BRIEF:
In this exercise, every entry is to be copied exactly.

* * *

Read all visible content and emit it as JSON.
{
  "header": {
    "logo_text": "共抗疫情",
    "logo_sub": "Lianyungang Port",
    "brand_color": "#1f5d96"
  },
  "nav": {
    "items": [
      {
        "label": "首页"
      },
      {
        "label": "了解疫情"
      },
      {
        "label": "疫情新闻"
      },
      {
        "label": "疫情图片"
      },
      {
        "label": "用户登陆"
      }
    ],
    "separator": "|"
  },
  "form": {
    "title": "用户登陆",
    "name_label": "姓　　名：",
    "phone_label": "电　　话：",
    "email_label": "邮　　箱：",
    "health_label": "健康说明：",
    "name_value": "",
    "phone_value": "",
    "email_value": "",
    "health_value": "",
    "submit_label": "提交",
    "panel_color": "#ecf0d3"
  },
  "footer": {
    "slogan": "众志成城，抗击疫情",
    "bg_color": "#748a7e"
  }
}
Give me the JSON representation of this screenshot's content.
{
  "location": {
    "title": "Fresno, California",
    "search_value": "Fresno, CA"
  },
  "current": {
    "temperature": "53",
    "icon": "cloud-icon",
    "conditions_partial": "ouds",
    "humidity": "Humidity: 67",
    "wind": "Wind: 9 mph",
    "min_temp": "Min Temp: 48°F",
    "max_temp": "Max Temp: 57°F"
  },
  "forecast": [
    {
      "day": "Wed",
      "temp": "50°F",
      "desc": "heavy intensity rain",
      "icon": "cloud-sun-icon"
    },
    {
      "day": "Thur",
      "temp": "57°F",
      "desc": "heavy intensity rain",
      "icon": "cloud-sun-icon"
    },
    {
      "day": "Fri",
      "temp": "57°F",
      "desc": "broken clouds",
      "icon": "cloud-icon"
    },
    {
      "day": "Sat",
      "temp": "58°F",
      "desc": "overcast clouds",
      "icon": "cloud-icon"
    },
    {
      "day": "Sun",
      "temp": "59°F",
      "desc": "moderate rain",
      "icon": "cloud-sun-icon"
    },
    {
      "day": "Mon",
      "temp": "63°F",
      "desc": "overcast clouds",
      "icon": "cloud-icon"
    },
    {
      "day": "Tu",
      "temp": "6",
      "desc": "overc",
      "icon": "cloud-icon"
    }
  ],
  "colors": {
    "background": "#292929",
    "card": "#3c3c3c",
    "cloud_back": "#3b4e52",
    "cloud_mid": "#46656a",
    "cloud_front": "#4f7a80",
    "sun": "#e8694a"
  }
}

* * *

ANSWER FOR THIS EXERCISE:
Read all visible content and emit it as JSON.
{
  "header": {
    "logo_text": "共抗疫情",
    "logo_sub": "Lianyungang Port",
    "brand_color": "#1f5d96"
  },
  "nav": {
    "items": [
      {
        "label": "首页"
      },
      {
        "label": "了解疫情"
      },
      {
        "label": "疫情新闻"
      },
      {
        "label": "疫情图片"
      },
      {
        "label": "用户登陆"
      }
    ],
    "separator": "|"
  },
  "form": {
    "title": "用户登陆",
    "name_label": "姓　　名：",
    "phone_label": "电　　话：",
    "email_label": "邮　　箱：",
    "health_label": "健康说明：",
    "name_value": "",
    "phone_value": "",
    "email_value": "",
    "health_value": "",
    "submit_label": "提交",
    "panel_color": "#ecf0d3"
  },
  "footer": {
    "slogan": "众志成城，抗击疫情",
    "bg_color": "#748a7e"
  }
}
Give me the JSON representation of this screenshot's content.
{
  "location": {
    "title": "Fresno, California",
    "search_value": "Fresno, CA"
  },
  "current": {
    "temperature": "53",
    "icon": "cloud-icon",
    "conditions_partial": "ouds",
    "humidity": "Humidity: 67",
    "wind": "Wind: 9 mph",
    "min_temp": "Min Temp: 48°F",
    "max_temp": "Max Temp: 57°F"
  },
  "forecast": [
    {
      "day": "Wed",
      "temp": "50°F",
      "desc": "heavy intensity rain",
      "icon": "cloud-sun-icon"
    },
    {
      "day": "Thur",
      "temp": "57°F",
      "desc": "heavy intensity rain",
      "icon": "cloud-sun-icon"
    },
    {
      "day": "Fri",
      "temp": "57°F",
      "desc": "broken clouds",
      "icon": "cloud-icon"
    },
    {
      "day": "Sat",
      "temp": "58°F",
      "desc": "overcast clouds",
      "icon": "cloud-icon"
    },
    {
      "day": "Sun",
      "temp": "59°F",
      "desc": "moderate rain",
      "icon": "cloud-sun-icon"
    },
    {
      "day": "Mon",
      "temp": "63°F",
      "desc": "overcast clouds",
      "icon": "cloud-icon"
    },
    {
      "day": "Tu",
      "temp": "6",
      "desc": "overc",
      "icon": "cloud-icon"
    }
  ],
  "colors": {
    "background": "#292929",
    "card": "#3c3c3c",
    "cloud_back": "#3b4e52",
    "cloud_mid": "#46656a",
    "cloud_front": "#4f7a80",
    "sun": "#e8694a"
  }
}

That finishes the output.